"There's always a possibility, but in 40 years of doing research in this area, that has not been found," Keasling told us.
That's not good enough for Synbiowatch and other critics, who say that it's important to practice the Precautionary Principle — which places the burden of proof on innovators to prove that new technologies won't be harmful to the environment or human health — before this new lab ramps up its research and development.
The new facility is expected to produce more than 800 jobs. Dayaneni said it's understandable that Richmond officials embraced the new lab and the prospect of green jobs, but he called the promises of synthetic biology "a wolf in sheep's clothing, or a wolf genetically engineered to look like a sheep." He called the new lab "a shell institution for a host of corporate interests" seeking to "synthesize fuel in a petri dish" as much to create an economic bubble as a long-term energy solution.
But he and Bassey said the nascent industry isn't focused on the many potential downsides of its pursuit, including the degradation of vast tracts of land and consumption of natural resources in order to acquire the sugars needed to fuel the process. "They will need a massive amount of land," Bassey said. "This is what the progenitors of synthetic biology have failed to acknowledge."
Keasling does acknowledge that to develop large-scale energy production of the new technology — something he said is still decades away from being viable — will indeed require vast tracts of land growing crops such as jatropha that have been developed for their fuel production potential, something Bassey said will displace poor people around the world.
"Farmers are being tricked to grow crops that are only for industrial uses," he said. "Farmers that would normally grow crops for food will now be growing it for machines."
Bassey ridiculed claims that such crops would only utilized marginal lands, but Keasling said the idea is to make use of currently nonproductive vegetation such as switchgrass, using the new microbes to extract sugars from their cellulose. "My hope is the plants will be grown on marginal land and the people who own it will make money from growing it," Keasling said. "In some ways, it's giving something back to the farmers."
Dayaneni compared the new facility and industry to the short-sighted hubris of the nuclear industry before Japan's Fukushima disaster: "You don't build a nuclear power plant on the edge of the ring of fire and you don't build a synthetic biology laboratory on the edge of the ring of fire either."
Yet Keasling said he and his colleagues are far more aware of these issues and the need for safety and security than activists are giving them credit for. "The synthetic biology community is made up of people who are really concerned about the environment," Keasling told us.
But McClain said her case shows corporations will often disregard worker safety and environmental consequences in pursuit of profits, often with the complicity of scientists enamored by new discoveries. "There is a lack of integrity and leadership in our scientific leadership," she said, later adding, "The bottom line is we're giving the scientific community the right to self-regulate, but that comes with responsibility."

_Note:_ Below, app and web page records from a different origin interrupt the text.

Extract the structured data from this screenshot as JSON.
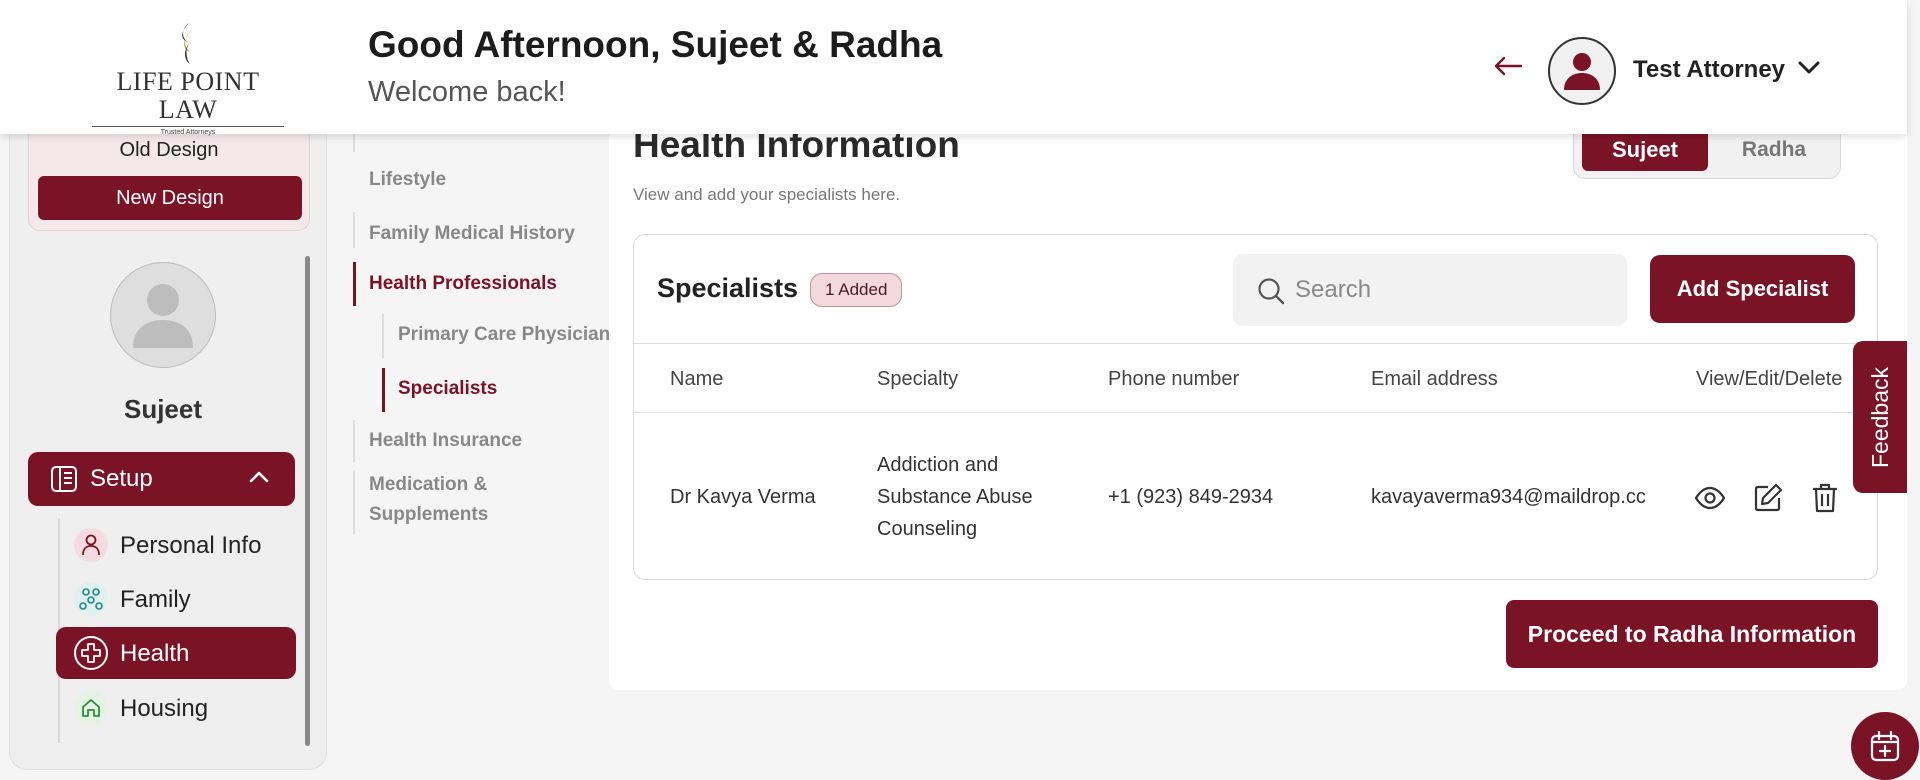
{
  "app": {
    "logo_text": "LIFE POINT LAW",
    "logo_tagline": "Trusted Attorneys"
  },
  "header": {
    "greeting": "Good Afternoon, Sujeet & Radha",
    "welcome": "Welcome back!",
    "user_name": "Test Attorney",
    "back_icon": "arrow-left-icon",
    "menu_icon": "chevron-down-icon"
  },
  "sidebar": {
    "old_design_label": "Old Design",
    "new_design_label": "New Design",
    "profile_name": "Sujeet",
    "setup_label": "Setup",
    "items": [
      {
        "label": "Personal Info",
        "icon": "person-icon"
      },
      {
        "label": "Family",
        "icon": "family-icon"
      },
      {
        "label": "Health",
        "icon": "health-cross-icon",
        "active": true
      },
      {
        "label": "Housing",
        "icon": "house-icon"
      }
    ]
  },
  "subnav": {
    "items": [
      {
        "label": "Lifestyle"
      },
      {
        "label": "Family Medical History"
      },
      {
        "label": "Health Professionals",
        "active": true
      },
      {
        "label": "Primary Care Physician"
      },
      {
        "label": "Specialists",
        "active": true
      },
      {
        "label": "Health Insurance"
      },
      {
        "label": "Medication &"
      },
      {
        "label": "Supplements"
      }
    ]
  },
  "main": {
    "title": "Health Information",
    "subtitle": "View and add your specialists here.",
    "person_toggle": {
      "selected": "Sujeet",
      "other": "Radha"
    }
  },
  "specialists": {
    "title": "Specialists",
    "badge": "1 Added",
    "search_placeholder": "Search",
    "search_value": "",
    "add_label": "Add Specialist",
    "columns": [
      "Name",
      "Specialty",
      "Phone number",
      "Email address",
      "View/Edit/Delete"
    ],
    "rows": [
      {
        "name": "Dr Kavya Verma",
        "specialty_lines": [
          "Addiction and",
          "Substance Abuse",
          "Counseling"
        ],
        "phone": "+1 (923) 849-2934",
        "email": "kavayaverma934@maildrop.cc"
      }
    ]
  },
  "proceed_label": "Proceed to Radha Information",
  "feedback_label": "Feedback",
  "colors": {
    "brand": "#7b1327",
    "brand_light": "#f6e9ec",
    "logo_gold": "#c8892a"
  }
}
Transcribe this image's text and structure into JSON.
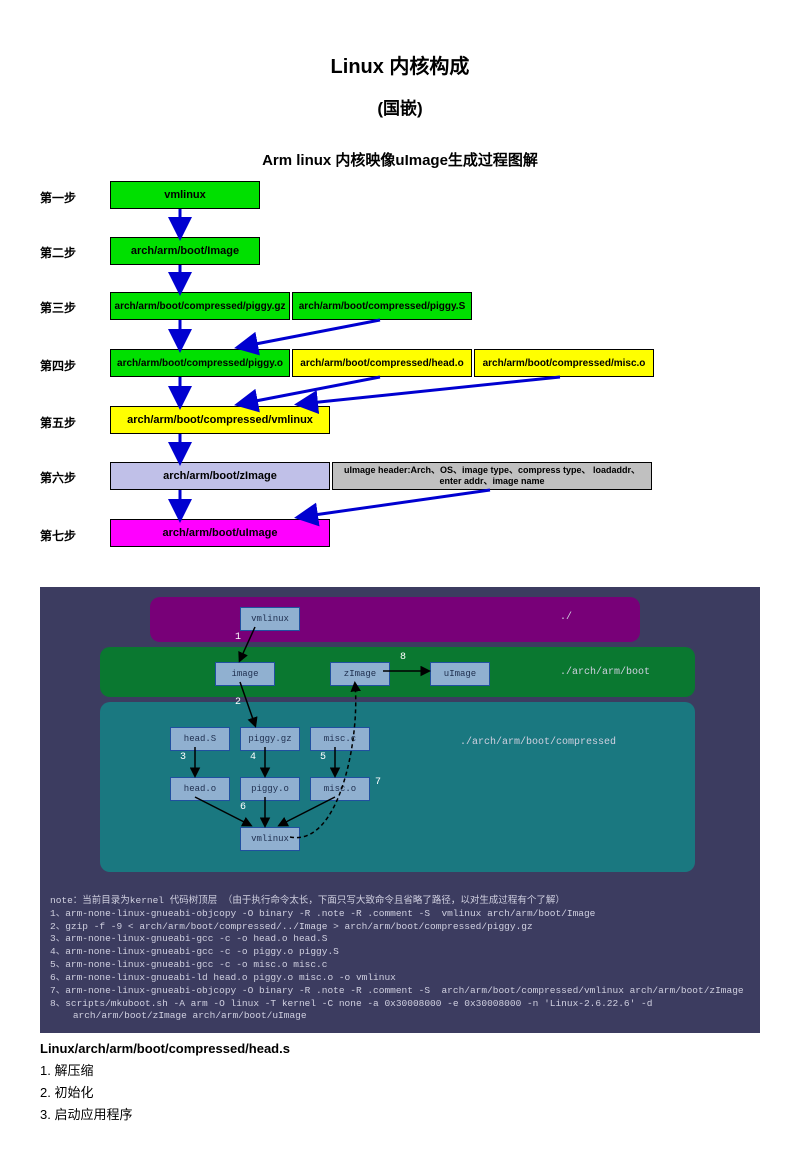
{
  "title": "Linux 内核构成",
  "subtitle": "(国嵌)",
  "diagram1": {
    "title": "Arm linux 内核映像uImage生成过程图解",
    "steps": {
      "s1": "第一步",
      "s2": "第二步",
      "s3": "第三步",
      "s4": "第四步",
      "s5": "第五步",
      "s6": "第六步",
      "s7": "第七步"
    },
    "boxes": {
      "b1": "vmlinux",
      "b2": "arch/arm/boot/Image",
      "b3a": "arch/arm/boot/compressed/piggy.gz",
      "b3b": "arch/arm/boot/compressed/piggy.S",
      "b4a": "arch/arm/boot/compressed/piggy.o",
      "b4b": "arch/arm/boot/compressed/head.o",
      "b4c": "arch/arm/boot/compressed/misc.o",
      "b5": "arch/arm/boot/compressed/vmlinux",
      "b6": "arch/arm/boot/zImage",
      "b6h": "uImage header:Arch、OS、image type、compress type、 loadaddr、enter addr、image name",
      "b7": "arch/arm/boot/uImage"
    }
  },
  "diagram2": {
    "labels": {
      "root": "./",
      "archboot": "./arch/arm/boot",
      "compressed": "./arch/arm/boot/compressed"
    },
    "nodes": {
      "vmlinux": "vmlinux",
      "image": "image",
      "zimage": "zImage",
      "uimage": "uImage",
      "heads": "head.S",
      "piggygz": "piggy.gz",
      "miscc": "misc.c",
      "heado": "head.o",
      "piggyo": "piggy.o",
      "misco": "misc.o",
      "vmlinux2": "vmlinux"
    },
    "edges": {
      "e1": "1",
      "e2": "2",
      "e3": "3",
      "e4": "4",
      "e5": "5",
      "e6": "6",
      "e7": "7",
      "e8": "8"
    },
    "terminal": "note：当前目录为kernel 代码树顶层 （由于执行命令太长，下面只写大致命令且省略了路径，以对生成过程有个了解）\n1、arm-none-linux-gnueabi-objcopy -O binary -R .note -R .comment -S  vmlinux arch/arm/boot/Image\n2、gzip -f -9 < arch/arm/boot/compressed/../Image > arch/arm/boot/compressed/piggy.gz\n3、arm-none-linux-gnueabi-gcc -c -o head.o head.S\n4、arm-none-linux-gnueabi-gcc -c -o piggy.o piggy.S\n5、arm-none-linux-gnueabi-gcc -c -o misc.o misc.c\n6、arm-none-linux-gnueabi-ld head.o piggy.o misc.o -o vmlinux\n7、arm-none-linux-gnueabi-objcopy -O binary -R .note -R .comment -S  arch/arm/boot/compressed/vmlinux arch/arm/boot/zImage\n8、scripts/mkuboot.sh -A arm -O linux -T kernel -C none -a 0x30008000 -e 0x30008000 -n 'Linux-2.6.22.6' -d\n    arch/arm/boot/zImage arch/arm/boot/uImage"
  },
  "body": {
    "head": "Linux/arch/arm/boot/compressed/head.s",
    "l1": "1.  解压缩",
    "l2": "2.  初始化",
    "l3": "3.  启动应用程序"
  }
}
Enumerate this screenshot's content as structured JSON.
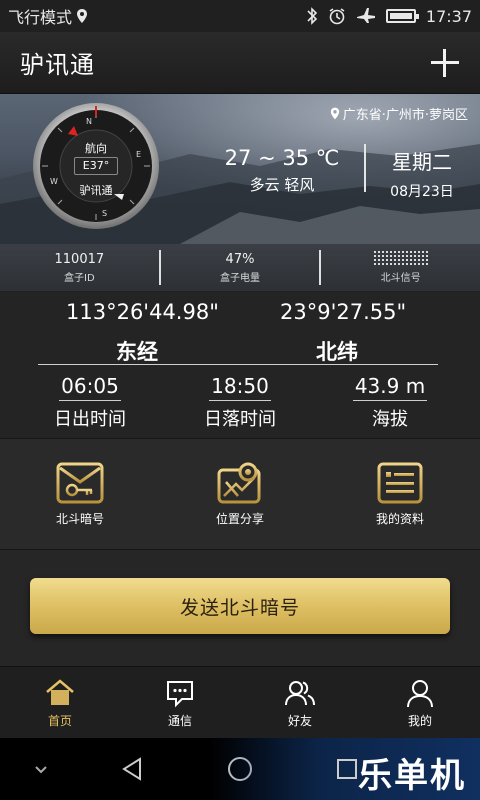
{
  "status_bar": {
    "airplane_mode_label": "飞行模式",
    "time": "17:37",
    "icons": [
      "location-icon",
      "bluetooth-icon",
      "alarm-icon",
      "airplane-icon",
      "battery-icon"
    ]
  },
  "header": {
    "title": "驴讯通",
    "add_icon": "plus-icon"
  },
  "hero": {
    "location": "广东省·广州市·萝岗区",
    "compass": {
      "heading_label": "航向",
      "heading_value": "E37°",
      "brand": "驴讯通",
      "cardinals": [
        "N",
        "E",
        "S",
        "W"
      ]
    },
    "weather": {
      "temp_range": "27 ~ 35 ℃",
      "condition": "多云  轻风"
    },
    "date": {
      "weekday": "星期二",
      "date": "08月23日"
    }
  },
  "info": {
    "box_id_value": "110017",
    "box_id_label": "盒子ID",
    "battery_value": "47%",
    "battery_label": "盒子电量",
    "signal_label": "北斗信号"
  },
  "coordinates": {
    "longitude": "113°26'44.98\"",
    "latitude": "23°9'27.55\"",
    "longitude_label": "东经",
    "latitude_label": "北纬",
    "sunrise_value": "06:05",
    "sunrise_label": "日出时间",
    "sunset_value": "18:50",
    "sunset_label": "日落时间",
    "altitude_value": "43.9 m",
    "altitude_label": "海拔"
  },
  "actions": [
    {
      "label": "北斗暗号",
      "icon": "envelope-key-icon"
    },
    {
      "label": "位置分享",
      "icon": "map-share-icon"
    },
    {
      "label": "我的资料",
      "icon": "profile-card-icon"
    }
  ],
  "send_button": "发送北斗暗号",
  "tabs": [
    {
      "label": "首页",
      "icon": "home-icon",
      "active": true
    },
    {
      "label": "通信",
      "icon": "chat-icon",
      "active": false
    },
    {
      "label": "好友",
      "icon": "friends-icon",
      "active": false
    },
    {
      "label": "我的",
      "icon": "user-icon",
      "active": false
    }
  ],
  "watermark": "乐单机",
  "colors": {
    "accent_gold": "#e7c163",
    "button_gold": "#dcbd60",
    "background": "#1c1c1c"
  }
}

Keasling said he thinks there is a middle ground possible because "we're not against regulation, we believe in regulation, it's important, but it has to be sensible." He also defended the role that large energy and biotechnology corporations have played in funding this research and licensing the patented new technologies it produces.
"We live in a capitalist system, somebody has to fund this research and science," Keasling said. "The government doesn't have the money."